Set it all down exactly, every record and every line.

== THE DATA ==

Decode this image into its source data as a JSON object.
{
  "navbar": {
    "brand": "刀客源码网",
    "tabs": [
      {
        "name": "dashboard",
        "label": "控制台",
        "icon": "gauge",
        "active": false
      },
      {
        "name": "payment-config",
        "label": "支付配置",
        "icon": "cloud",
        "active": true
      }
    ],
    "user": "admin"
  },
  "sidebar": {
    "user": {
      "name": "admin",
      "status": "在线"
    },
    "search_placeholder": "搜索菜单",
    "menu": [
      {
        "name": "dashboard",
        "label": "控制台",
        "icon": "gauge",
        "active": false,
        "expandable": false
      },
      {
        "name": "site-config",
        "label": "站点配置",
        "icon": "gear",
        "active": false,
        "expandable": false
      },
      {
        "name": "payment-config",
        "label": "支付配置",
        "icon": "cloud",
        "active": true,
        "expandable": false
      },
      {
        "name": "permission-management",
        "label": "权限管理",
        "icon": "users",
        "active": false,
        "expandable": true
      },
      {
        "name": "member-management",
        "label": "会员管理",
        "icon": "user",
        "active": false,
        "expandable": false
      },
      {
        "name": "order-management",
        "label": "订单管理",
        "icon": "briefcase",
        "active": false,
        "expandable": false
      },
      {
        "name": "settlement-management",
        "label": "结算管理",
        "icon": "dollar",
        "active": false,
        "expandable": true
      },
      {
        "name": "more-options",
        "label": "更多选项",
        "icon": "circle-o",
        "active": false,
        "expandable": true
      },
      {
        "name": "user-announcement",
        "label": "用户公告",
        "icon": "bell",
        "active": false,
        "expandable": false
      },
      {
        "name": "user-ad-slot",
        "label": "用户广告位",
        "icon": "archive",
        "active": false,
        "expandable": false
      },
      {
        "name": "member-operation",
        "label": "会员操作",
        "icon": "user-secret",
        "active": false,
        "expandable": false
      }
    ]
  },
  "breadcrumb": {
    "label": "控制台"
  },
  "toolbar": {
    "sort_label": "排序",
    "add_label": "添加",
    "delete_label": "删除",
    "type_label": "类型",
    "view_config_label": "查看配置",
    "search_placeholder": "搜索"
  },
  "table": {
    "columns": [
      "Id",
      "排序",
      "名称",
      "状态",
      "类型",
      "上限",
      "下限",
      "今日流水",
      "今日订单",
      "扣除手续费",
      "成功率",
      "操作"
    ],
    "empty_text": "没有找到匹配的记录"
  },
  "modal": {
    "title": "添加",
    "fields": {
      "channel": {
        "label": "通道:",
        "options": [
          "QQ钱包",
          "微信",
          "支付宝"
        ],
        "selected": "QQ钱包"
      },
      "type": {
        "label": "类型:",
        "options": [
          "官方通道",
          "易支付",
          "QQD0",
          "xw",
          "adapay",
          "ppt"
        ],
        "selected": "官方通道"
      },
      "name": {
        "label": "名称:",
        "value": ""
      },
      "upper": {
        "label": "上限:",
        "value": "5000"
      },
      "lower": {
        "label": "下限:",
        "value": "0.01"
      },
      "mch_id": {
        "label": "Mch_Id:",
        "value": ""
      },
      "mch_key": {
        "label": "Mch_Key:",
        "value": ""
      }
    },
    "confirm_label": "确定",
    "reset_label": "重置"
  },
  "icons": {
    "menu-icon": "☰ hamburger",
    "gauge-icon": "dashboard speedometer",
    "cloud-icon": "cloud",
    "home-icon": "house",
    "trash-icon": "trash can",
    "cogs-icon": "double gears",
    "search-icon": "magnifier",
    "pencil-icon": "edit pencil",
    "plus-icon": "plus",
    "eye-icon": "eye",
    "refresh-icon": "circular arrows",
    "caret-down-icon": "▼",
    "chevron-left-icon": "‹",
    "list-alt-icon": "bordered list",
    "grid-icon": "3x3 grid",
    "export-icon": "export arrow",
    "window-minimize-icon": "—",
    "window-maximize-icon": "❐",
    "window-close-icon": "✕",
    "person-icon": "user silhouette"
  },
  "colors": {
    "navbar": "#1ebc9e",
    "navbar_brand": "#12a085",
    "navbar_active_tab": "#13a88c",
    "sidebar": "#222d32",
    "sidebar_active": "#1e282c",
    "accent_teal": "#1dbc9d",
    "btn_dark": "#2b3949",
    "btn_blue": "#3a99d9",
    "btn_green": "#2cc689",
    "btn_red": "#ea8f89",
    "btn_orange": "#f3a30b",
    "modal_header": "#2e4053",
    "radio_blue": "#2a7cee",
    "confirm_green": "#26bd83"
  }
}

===

| TASK ANSWER |
Decode this image into its source data as a JSON object.
{
  "navbar": {
    "brand": "刀客源码网",
    "tabs": [
      {
        "name": "dashboard",
        "label": "控制台",
        "icon": "gauge",
        "active": false
      },
      {
        "name": "payment-config",
        "label": "支付配置",
        "icon": "cloud",
        "active": true
      }
    ],
    "user": "admin"
  },
  "sidebar": {
    "user": {
      "name": "admin",
      "status": "在线"
    },
    "search_placeholder": "搜索菜单",
    "menu": [
      {
        "name": "dashboard",
        "label": "控制台",
        "icon": "gauge",
        "active": false,
        "expandable": false
      },
      {
        "name": "site-config",
        "label": "站点配置",
        "icon": "gear",
        "active": false,
        "expandable": false
      },
      {
        "name": "payment-config",
        "label": "支付配置",
        "icon": "cloud",
        "active": true,
        "expandable": false
      },
      {
        "name": "permission-management",
        "label": "权限管理",
        "icon": "users",
        "active": false,
        "expandable": true
      },
      {
        "name": "member-management",
        "label": "会员管理",
        "icon": "user",
        "active": false,
        "expandable": false
      },
      {
        "name": "order-management",
        "label": "订单管理",
        "icon": "briefcase",
        "active": false,
        "expandable": false
      },
      {
        "name": "settlement-management",
        "label": "结算管理",
        "icon": "dollar",
        "active": false,
        "expandable": true
      },
      {
        "name": "more-options",
        "label": "更多选项",
        "icon": "circle-o",
        "active": false,
        "expandable": true
      },
      {
        "name": "user-announcement",
        "label": "用户公告",
        "icon": "bell",
        "active": false,
        "expandable": false
      },
      {
        "name": "user-ad-slot",
        "label": "用户广告位",
        "icon": "archive",
        "active": false,
        "expandable": false
      },
      {
        "name": "member-operation",
        "label": "会员操作",
        "icon": "user-secret",
        "active": false,
        "expandable": false
      }
    ]
  },
  "breadcrumb": {
    "label": "控制台"
  },
  "toolbar": {
    "sort_label": "排序",
    "add_label": "添加",
    "delete_label": "删除",
    "type_label": "类型",
    "view_config_label": "查看配置",
    "search_placeholder": "搜索"
  },
  "table": {
    "columns": [
      "Id",
      "排序",
      "名称",
      "状态",
      "类型",
      "上限",
      "下限",
      "今日流水",
      "今日订单",
      "扣除手续费",
      "成功率",
      "操作"
    ],
    "empty_text": "没有找到匹配的记录"
  },
  "modal": {
    "title": "添加",
    "fields": {
      "channel": {
        "label": "通道:",
        "options": [
          "QQ钱包",
          "微信",
          "支付宝"
        ],
        "selected": "QQ钱包"
      },
      "type": {
        "label": "类型:",
        "options": [
          "官方通道",
          "易支付",
          "QQD0",
          "xw",
          "adapay",
          "ppt"
        ],
        "selected": "官方通道"
      },
      "name": {
        "label": "名称:",
        "value": ""
      },
      "upper": {
        "label": "上限:",
        "value": "5000"
      },
      "lower": {
        "label": "下限:",
        "value": "0.01"
      },
      "mch_id": {
        "label": "Mch_Id:",
        "value": ""
      },
      "mch_key": {
        "label": "Mch_Key:",
        "value": ""
      }
    },
    "confirm_label": "确定",
    "reset_label": "重置"
  },
  "icons": {
    "menu-icon": "☰ hamburger",
    "gauge-icon": "dashboard speedometer",
    "cloud-icon": "cloud",
    "home-icon": "house",
    "trash-icon": "trash can",
    "cogs-icon": "double gears",
    "search-icon": "magnifier",
    "pencil-icon": "edit pencil",
    "plus-icon": "plus",
    "eye-icon": "eye",
    "refresh-icon": "circular arrows",
    "caret-down-icon": "▼",
    "chevron-left-icon": "‹",
    "list-alt-icon": "bordered list",
    "grid-icon": "3x3 grid",
    "export-icon": "export arrow",
    "window-minimize-icon": "—",
    "window-maximize-icon": "❐",
    "window-close-icon": "✕",
    "person-icon": "user silhouette"
  },
  "colors": {
    "navbar": "#1ebc9e",
    "navbar_brand": "#12a085",
    "navbar_active_tab": "#13a88c",
    "sidebar": "#222d32",
    "sidebar_active": "#1e282c",
    "accent_teal": "#1dbc9d",
    "btn_dark": "#2b3949",
    "btn_blue": "#3a99d9",
    "btn_green": "#2cc689",
    "btn_red": "#ea8f89",
    "btn_orange": "#f3a30b",
    "modal_header": "#2e4053",
    "radio_blue": "#2a7cee",
    "confirm_green": "#26bd83"
  }
}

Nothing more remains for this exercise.